Armed with a Ph.D. in food biochemisty, Ali Bouzari has consulted on menu development for some of the most ambitious restaurants in the country, including the French Laundry, Benu and Eleven Madison Park. In 2014, he and three partners founded Pilot R&D in Northern California to provide research and development services to innovative restaurants and food companies. He is the company’s chief scientific officer. Bouzari’s first book, Ingredient: Unveiling the Essential Elements of Food (Ecco Press), was published in 2016.
You’ve had some big breaks in your brief career—working in some amazing places. What advice do you have for young people about how to engineer that big break?

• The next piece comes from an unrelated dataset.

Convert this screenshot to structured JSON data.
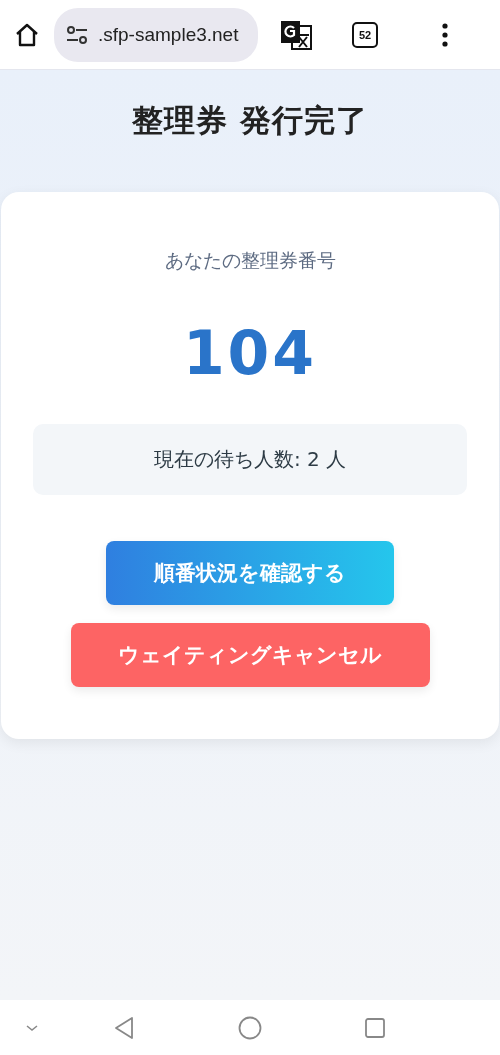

Absolutely the most important skill I have is being able to explain things in persuasive human talk. Truly, the ability to communicate—to be a straightforward, earnest, collaborative human being—is kind of my only employable skill. When I was a graduate student in food biochemistry, a lot of my peers had published four or five times as many papers as I had by the time they graduated. They had gotten prestigious grants and great post-docs. The one leg up I had on some of them was that, in a field not traditionally filled with uber-gregarious people, I had the ability to communicate. Being able to build a coalition of the willing, of people who are not only interested in working with you but are invested in your success because they like you and think you’re going places, is of almost equal importance to those skills you’re trying to trade into a job. The top-tier chefs know they can get top-tier culinary talent, but is this person going to be a pleasure to work with?
Would you share a big professional risk that you took and how you prepared for it?
The most obvious one was founding Pilot R&D. It was a huge professional risk. The four of us co-founders decided to launch a company completely unfunded by external sources. It was like saying, “Let’s sink a lot of our resources, time and energy into a company that’s going to start out making zero money.” Each one of us was having success on our own, but we felt there was a ceiling to what we could do on our own.
Now the firm is growing and you are hiring. What impresses you in an interview?
Gregariousness. The ability to be a joy to have around is indispensable, because the s–t is going to hit the fan at some point. I can teach people science and I can teach them how to cook, but I can’t teach people how to make everyone feel like their hair is not on fire when it definitely is.
Best piece of career advice anyone ever gave you?
Always tip what you’re comped. I learned that when I was an intern at Antonelli’s Cheese Shop in Austin. (Owners) John and Kendall were in the foodie public eye, and when they went to a restaurant, it was not improbable that their bill was going to be drastically adjusted down. They told me, “We tip what we would have paid anyway.” That feels right. Getting ahead is easier if you’re paying it forward.
What’s the best lesson—nothing to do with cooking—that you learned in a restaurant kitchen?
Clean station, clear mind. Every good restaurant kitchen has some pedantic mantra about working clean. One of my first chefs was not into saying Zen stuff, but he would say that when your station is messy, it’s a distraction. There’s something interesting to me about stopping in the middle of chaos to clean up—an act that has nothing to do with getting the scallops on the plate. When I was preparing to defend my dissertation—a four-hour long bludgeoning by five professors at once—I studied for six months straight. But I made time to go to the gym, made time to cook for myself, made sure that where I lived was clean. It was an amazing salve for my brain.
The Pilot R&D website talks a lot about collaboration and teamwork. But isn’t most culinary creativity a solitary endeavor? How can a young culinarian balance personal ambition with team spirit?
That idea of the genius auteur…I couldn’t disagree more. I grew up with an insanely diverse group of friends. Today they’re musicians, actors, architects, software engineers, geologists, documentary filmmakers. And we’re still collaborating. Every one of these people had something to do with my book. It felt like a cheat code for life, having this group around me. With our different abilities, we could tackle whatever came our way and it would be fun.
Every field is only going to get more cross-disciplinary as lines blur between software and food and engineering and marketing. You’re going to see a lot more people touting “the complete team.” But for me, it’s a way to have unlimited fun and to make the most viable enterprise.
Ali Bouzari’s book, Ingredient: Unveiling the Essential Elements of Food, seeks to explain the fundamental building blocks of food and how ingredients work behind the scenes in everything we cook.
View on Amazon